The reply should consist of one number, the count of lines below in which the word "Reglas" appears.

⟨

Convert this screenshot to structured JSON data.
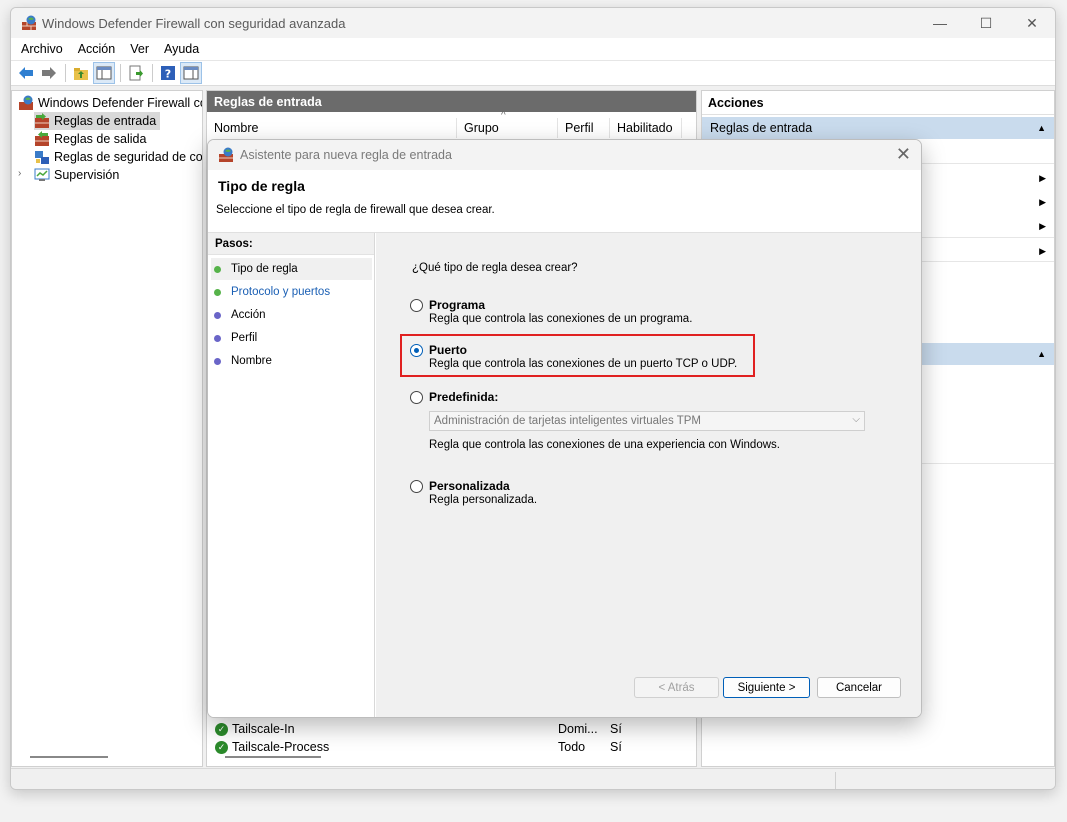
{
  "window": {
    "title": "Windows Defender Firewall con seguridad avanzada",
    "minimize": "—",
    "maximize": "☐",
    "close": "✕"
  },
  "menu": [
    "Archivo",
    "Acción",
    "Ver",
    "Ayuda"
  ],
  "tree": {
    "root": "Windows Defender Firewall con",
    "items": [
      "Reglas de entrada",
      "Reglas de salida",
      "Reglas de seguridad de con",
      "Supervisión"
    ]
  },
  "center": {
    "header": "Reglas de entrada",
    "columns": [
      "Nombre",
      "Grupo",
      "Perfil",
      "Habilitado"
    ],
    "rows": [
      {
        "name": "Tailscale-In",
        "perfil": "Domi...",
        "habilitado": "Sí"
      },
      {
        "name": "Tailscale-Process",
        "perfil": "Todo",
        "habilitado": "Sí"
      }
    ]
  },
  "actions": {
    "header": "Acciones",
    "section1": "Reglas de entrada"
  },
  "dialog": {
    "title": "Asistente para nueva regla de entrada",
    "heading": "Tipo de regla",
    "subheading": "Seleccione el tipo de regla de firewall que desea crear.",
    "steps_label": "Pasos:",
    "steps": [
      "Tipo de regla",
      "Protocolo y puertos",
      "Acción",
      "Perfil",
      "Nombre"
    ],
    "question": "¿Qué tipo de regla desea crear?",
    "options": [
      {
        "title": "Programa",
        "desc": "Regla que controla las conexiones de un programa."
      },
      {
        "title": "Puerto",
        "desc": "Regla que controla las conexiones de un puerto TCP o UDP."
      },
      {
        "title": "Predefinida:",
        "desc": "Regla que controla las conexiones de una experiencia con Windows."
      },
      {
        "title": "Personalizada",
        "desc": "Regla personalizada."
      }
    ],
    "predefined_value": "Administración de tarjetas inteligentes virtuales TPM",
    "buttons": {
      "back": "< Atrás",
      "next": "Siguiente >",
      "cancel": "Cancelar"
    }
  }
}
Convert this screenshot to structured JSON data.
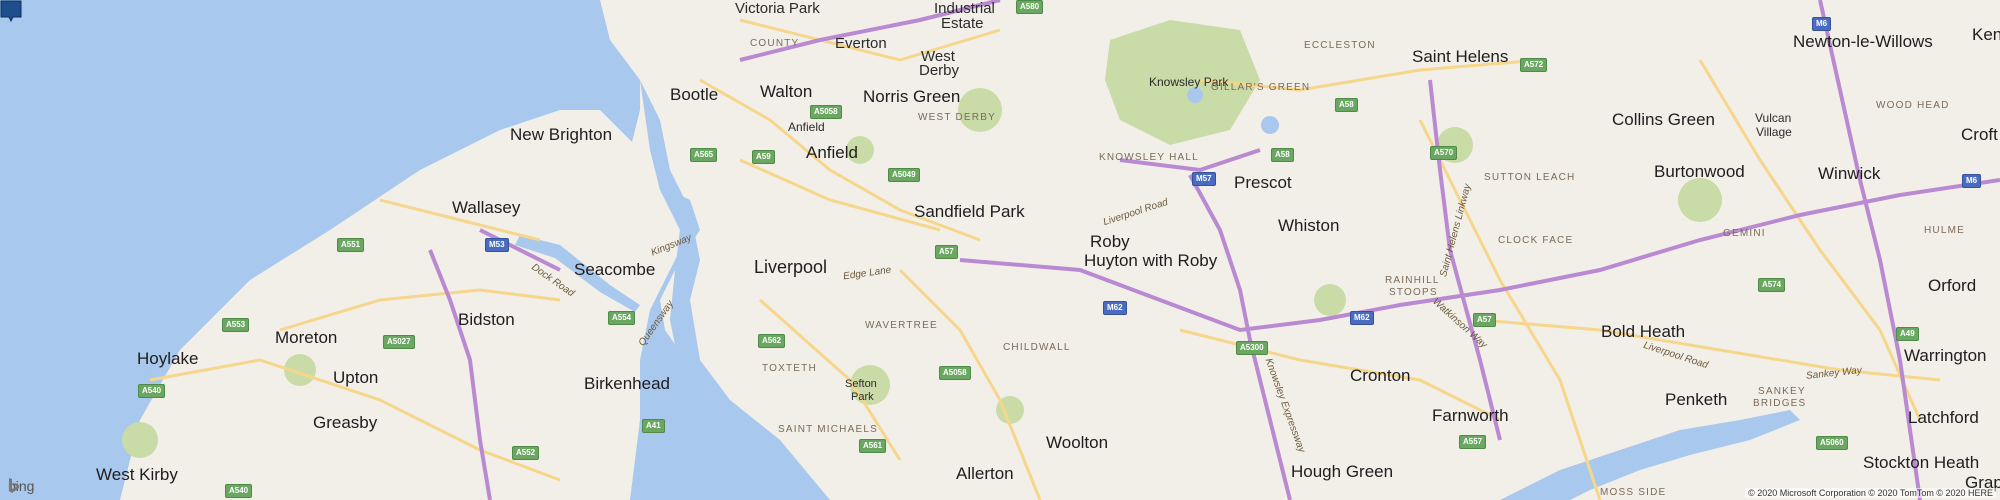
{
  "map": {
    "provider": "bing",
    "copyright": "© 2020 Microsoft Corporation © 2020 TomTom © 2020 HERE",
    "colors": {
      "water": "#a9c8ee",
      "land": "#f2efe9",
      "park": "#c9dca8",
      "motorway": "#b98ad2",
      "aroad": "#f6d68a",
      "marker": "#1f4e8c"
    }
  },
  "towns": {
    "victoria_park": "Victoria Park",
    "industrial": "Industrial",
    "estate": "Estate",
    "county": "COUNTY",
    "everton": "Everton",
    "west": "West",
    "derby": "Derby",
    "bootle": "Bootle",
    "walton": "Walton",
    "norris_green": "Norris Green",
    "anfield_small": "Anfield",
    "anfield": "Anfield",
    "west_derby": "WEST DERBY",
    "new_brighton": "New Brighton",
    "wallasey": "Wallasey",
    "seacombe": "Seacombe",
    "liverpool": "Liverpool",
    "sandfield_park": "Sandfield Park",
    "bidston": "Bidston",
    "hoylake": "Hoylake",
    "moreton": "Moreton",
    "upton": "Upton",
    "birkenhead": "Birkenhead",
    "greasby": "Greasby",
    "west_kirby": "West Kirby",
    "wavertree": "WAVERTREE",
    "toxteth": "TOXTETH",
    "sefton": "Sefton",
    "park": "Park",
    "saint_michaels": "SAINT MICHAELS",
    "childwall": "CHILDWALL",
    "woolton": "Woolton",
    "allerton": "Allerton",
    "knowsley_park": "Knowsley Park",
    "knowsley_hall": "KNOWSLEY HALL",
    "gillars_green": "GILLAR'S GREEN",
    "eccleston": "ECCLESTON",
    "saint_helens": "Saint Helens",
    "prescot": "Prescot",
    "roby": "Roby",
    "huyton": "Huyton with Roby",
    "whiston": "Whiston",
    "rainhill": "RAINHILL",
    "stoops": "STOOPS",
    "sutton_leach": "SUTTON LEACH",
    "clock_face": "CLOCK FACE",
    "cronton": "Cronton",
    "farnworth": "Farnworth",
    "hough_green": "Hough Green",
    "bold_heath": "Bold Heath",
    "newton": "Newton-le-Willows",
    "kenyon": "Kenyor",
    "collins_green": "Collins Green",
    "vulcan": "Vulcan",
    "village": "Village",
    "wood_head": "WOOD HEAD",
    "croft": "Croft",
    "burtonwood": "Burtonwood",
    "winwick": "Winwick",
    "gemini": "GEMINI",
    "hulme": "HULME",
    "orford": "Orford",
    "warrington": "Warrington",
    "penketh": "Penketh",
    "sankey": "SANKEY",
    "bridges": "BRIDGES",
    "latchford": "Latchford",
    "stockton_heath": "Stockton Heath",
    "moss_side": "MOSS SIDE",
    "grap": "Grap"
  },
  "roads": {
    "kingsway": "Kingsway",
    "dock_road": "Dock Road",
    "queensway": "Queensway",
    "edge_lane": "Edge Lane",
    "liverpool_road": "Liverpool Road",
    "liverpool_road_2": "Liverpool Road",
    "saint_helens_linkway": "Saint Helens Linkway",
    "watkinson_way": "Watkinson Way",
    "knowsley_expressway": "Knowsley Expressway",
    "sankey_way": "Sankey Way"
  },
  "shields": {
    "a580": "A580",
    "a5058": "A5058",
    "a565": "A565",
    "a59": "A59",
    "a5049": "A5049",
    "a57": "A57",
    "a551": "A551",
    "m53": "M53",
    "a553": "A553",
    "a554": "A554",
    "a5027": "A5027",
    "a540": "A540",
    "a540b": "A540",
    "a41": "A41",
    "a552": "A552",
    "a562": "A562",
    "a561": "A561",
    "a5058b": "A5058",
    "m62": "M62",
    "m57": "M57",
    "a58": "A58",
    "a58b": "A58",
    "a572": "A572",
    "a570": "A570",
    "a57b": "A57",
    "a5300": "A5300",
    "m62b": "M62",
    "a557": "A557",
    "m6": "M6",
    "m6b": "M6",
    "a574": "A574",
    "a49": "A49",
    "a5060": "A5060"
  }
}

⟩

Response to the exercise → 5